Nearly all the emails (or phone calls) that I have received have been the same: wanting to know how we are doing PHYSICALLY…how we are doing EMOTIONALLY and how we are all coping. While MY answers may not be the same as one who is under a constant barrage of missiles, I reassure all of my correspondents that we are doing ok, Baruch Hashem. No, it is not easy, but we remain strong. It takes an emotional toll, but we all rely on each other for strength.

And in almost every single one of these emails, there is either an overt or covert question somewhere in the body of the note: “Why do you live there?” The writers are perplexed why someone would choose to live in a place that seems so “dangerous” and seems to put families in harm’s way. “Wouldn’t it be easier,” they ask, ” to come back to the USA and live in peace rather than in Israel under threat of war?”

First, I must disabuse them of the notion that to live in the USA (or Europe) is safer. All one need do to understand this is to read the news reports of the shootings, killings, anti-Semitic activity etc that are occuring all over the world. Muslim prayer rugs found on the USA-Mexico border; a pro-Israel rally in Los Angeles is assaulted by extremists; a synagogue in Paris is surrounded by a blood-thirsty crowd; over 60 shootings and a number of dead in random gun violence in a major Midwestern city (in the course of one week) and so forth….do not think for one minute that (especially as a Jew) you are so much safer “out there” than here. As comfortable as one might be living outside the Land of Israel, you are still only a “visitor” — it is not your HOMELAND.

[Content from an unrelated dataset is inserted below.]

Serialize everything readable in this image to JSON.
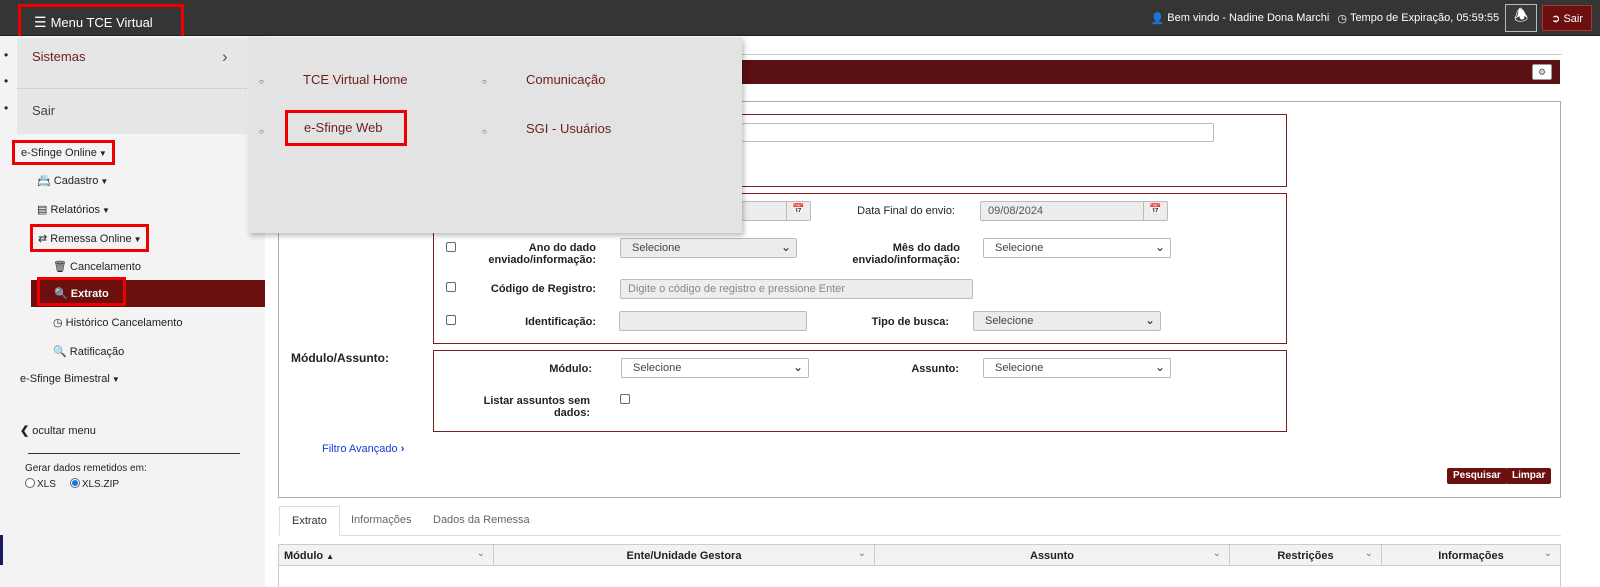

My comments to them continue : And, truth be told, that is why I would not for a single second, consider living anywhere else outside of Israel! Are we subjected to various attacks and wars at times? Yes, of course we are, and we are always painted as the “bad guy” in those actions. So what? Does the world media seem heavily biased against us? Yes, it does, but so what?

I would rather live at home with my extended Jewish family, in the Land that Hashem Himself chose to make His Earthly home rather than living OUTSIDE of His home. There is a sense of belonging; a sense of purpose; a sense of history and a sense of future.

Outside of Israel, you sense this current situation in your home, your shul, your local Jewish community center and perhaps at your workplace (depending on what line of work you are in). But once you step outside of those areas, there is no longer “a situation.” Yet, here, the so-called “situation” is in your home, your workplace, on the bus, in the makolet and on your TV. It permeates your life and you feel that you are all in this together.

So, no, I would not want to live anywhere else: neither in times of peace nor in times of war. This is HOME. And indeed, there’s no place like home.

About the Author
After living in Chicago for 50 years, the last 10 of which Zev Shandalov served as a shul Rav and teacher in local Orthodox schools, his family made Aliya to Maale Adumim in July 2009. Shandalov currently works as a teacher, mostly interacting with individual students.